▸ **PROBLEM DESCRIPTION**: Check every line below for the string "Main", and copy the lines that contain it.

▸ **DATA SUPPLIED**:
┄┄┄┄┄┄
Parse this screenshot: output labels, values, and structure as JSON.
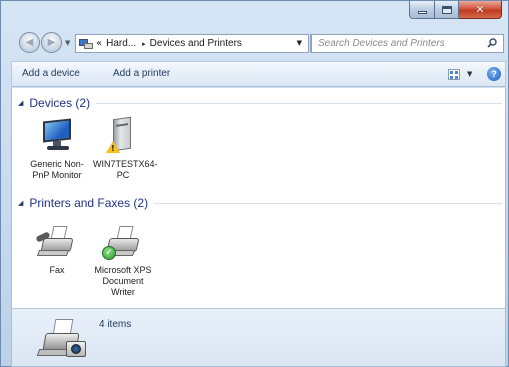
{
  "window": {
    "caption_buttons": {
      "minimize": "minimize-icon",
      "maximize": "maximize-icon",
      "close": "close-icon"
    }
  },
  "navigation": {
    "back_icon": "back-arrow-icon",
    "forward_icon": "forward-arrow-icon"
  },
  "address_bar": {
    "overflow_chevron": "«",
    "crumbs": [
      "Hard...",
      "Devices and Printers"
    ],
    "separator": "▸"
  },
  "search": {
    "placeholder": "Search Devices and Printers"
  },
  "command_bar": {
    "add_device": "Add a device",
    "add_printer": "Add a printer",
    "help": "?"
  },
  "groups": {
    "devices": {
      "title": "Devices (2)",
      "items": [
        {
          "label": "Generic Non-PnP Monitor",
          "icon": "monitor-icon"
        },
        {
          "label": "WIN7TESTX64-PC",
          "icon": "computer-warning-icon"
        }
      ]
    },
    "printers": {
      "title": "Printers and Faxes (2)",
      "items": [
        {
          "label": "Fax",
          "icon": "fax-icon"
        },
        {
          "label": "Microsoft XPS Document Writer",
          "icon": "default-printer-icon"
        }
      ]
    }
  },
  "details": {
    "text": "4 items",
    "icon": "printer-camera-icon"
  },
  "colors": {
    "accent_title": "#1e3287",
    "command_text": "#1e395b"
  }
}
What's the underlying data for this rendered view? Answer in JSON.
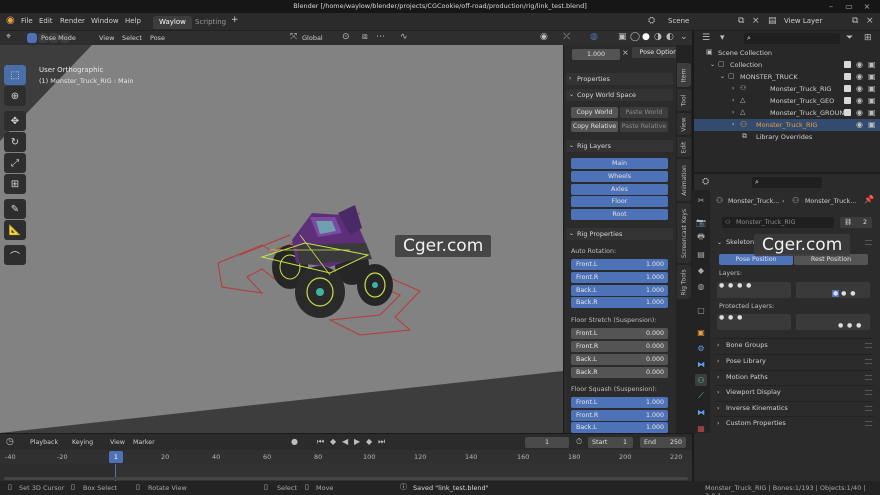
{
  "window": {
    "title": "Blender [/home/waylow/blender/projects/CGCookie/off-road/production/rig/link_test.blend]"
  },
  "topbar": {
    "menus": [
      "File",
      "Edit",
      "Render",
      "Window",
      "Help"
    ],
    "workspace_tabs": [
      "Waylow",
      "Scripting"
    ],
    "add_tab": "+",
    "scene_label": "Scene",
    "view_layer_label": "View Layer"
  },
  "viewport_header": {
    "mode": "Pose Mode",
    "menus": [
      "View",
      "Select",
      "Pose"
    ],
    "orientation": "Global",
    "frame_value": "1.000"
  },
  "viewport": {
    "view_name": "User Orthographic",
    "object_info": "(1) Monster_Truck_RIG : Main"
  },
  "npanel": {
    "pose_options": "Pose Options",
    "properties": "Properties",
    "copy_world_space": {
      "title": "Copy World Space",
      "copy_world": "Copy World",
      "paste_world": "Paste World",
      "copy_relative": "Copy Relative",
      "paste_relative": "Paste Relative"
    },
    "rig_layers": {
      "title": "Rig Layers",
      "layers": [
        "Main",
        "Wheels",
        "Axles",
        "Floor",
        "Root"
      ]
    },
    "rig_properties": {
      "title": "Rig Properties",
      "auto_rotation": {
        "label": "Auto Rotation:",
        "items": [
          {
            "name": "Front.L",
            "value": "1.000"
          },
          {
            "name": "Front.R",
            "value": "1.000"
          },
          {
            "name": "Back.L",
            "value": "1.000"
          },
          {
            "name": "Back.R",
            "value": "1.000"
          }
        ]
      },
      "floor_stretch": {
        "label": "Floor Stretch (Suspension):",
        "items": [
          {
            "name": "Front.L",
            "value": "0.000"
          },
          {
            "name": "Front.R",
            "value": "0.000"
          },
          {
            "name": "Back.L",
            "value": "0.000"
          },
          {
            "name": "Back.R",
            "value": "0.000"
          }
        ]
      },
      "floor_squash": {
        "label": "Floor Squash (Suspension):",
        "items": [
          {
            "name": "Front.L",
            "value": "1.000"
          },
          {
            "name": "Front.R",
            "value": "1.000"
          },
          {
            "name": "Back.L",
            "value": "1.000"
          }
        ]
      }
    }
  },
  "vertical_tabs": [
    "Item",
    "Tool",
    "View",
    "Edit",
    "Animation",
    "Screencast Keys",
    "Rig Tools"
  ],
  "outliner": {
    "rows": [
      {
        "label": "Scene Collection",
        "indent": 0
      },
      {
        "label": "Collection",
        "indent": 1
      },
      {
        "label": "MONSTER_TRUCK",
        "indent": 2
      },
      {
        "label": "Monster_Truck_RIG",
        "indent": 3
      },
      {
        "label": "Monster_Truck_GEO",
        "indent": 3
      },
      {
        "label": "Monster_Truck_GROUN",
        "indent": 3
      },
      {
        "label": "Monster_Truck_RIG",
        "indent": 2,
        "highlight": true
      },
      {
        "label": "Library Overrides",
        "indent": 2
      }
    ]
  },
  "properties": {
    "breadcrumb_object": "Monster_Truck...",
    "breadcrumb_data": "Monster_Truck...",
    "data_name": "Monster_Truck_RIG",
    "user_count": "2",
    "skeleton": {
      "title": "Skeleton",
      "pose_position": "Pose Position",
      "rest_position": "Rest Position",
      "layers_label": "Layers:",
      "protected_label": "Protected Layers:"
    },
    "sections": [
      "Bone Groups",
      "Pose Library",
      "Motion Paths",
      "Viewport Display",
      "Inverse Kinematics",
      "Custom Properties"
    ]
  },
  "timeline": {
    "menus": [
      "Playback",
      "Keying",
      "View",
      "Marker"
    ],
    "current_frame": "1",
    "start_label": "Start",
    "start": "1",
    "end_label": "End",
    "end": "250",
    "ruler": [
      "-40",
      "-20",
      "1",
      "20",
      "40",
      "60",
      "80",
      "100",
      "120",
      "140",
      "160",
      "180",
      "200",
      "220"
    ]
  },
  "statusbar": {
    "set_cursor": "Set 3D Cursor",
    "box_select": "Box Select",
    "rotate_view": "Rotate View",
    "select": "Select",
    "move": "Move",
    "saved": "Saved \"link_test.blend\"",
    "stats": "Monster_Truck_RIG | Bones:1/193 | Objects:1/40 | 3.0.1"
  },
  "watermark": "Cger.com",
  "colors": {
    "accent_blue": "#4d72b8",
    "viewport_bg": "#3d3d3d",
    "highlight_orange": "#e8a040"
  }
}
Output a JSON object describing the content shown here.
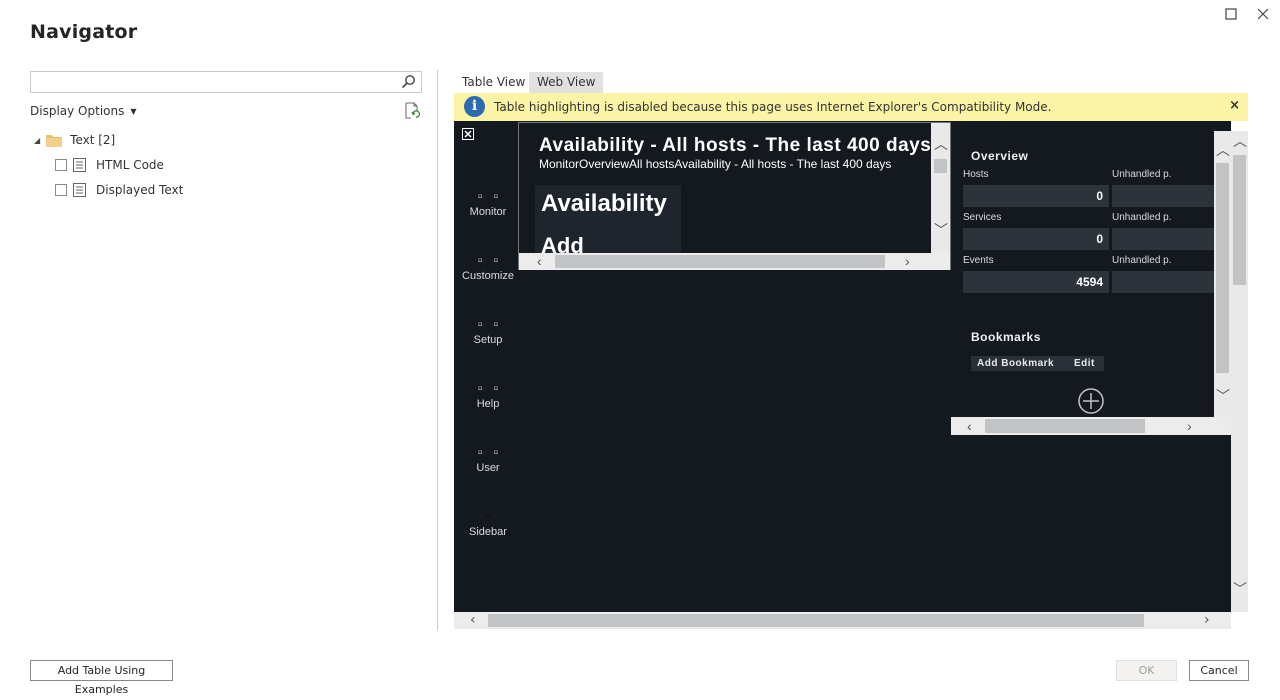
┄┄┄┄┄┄
▸ **YOUR RESPONSE**:
    "object_info": "(1) Monster_Truck_RIG : Main"
        "Main",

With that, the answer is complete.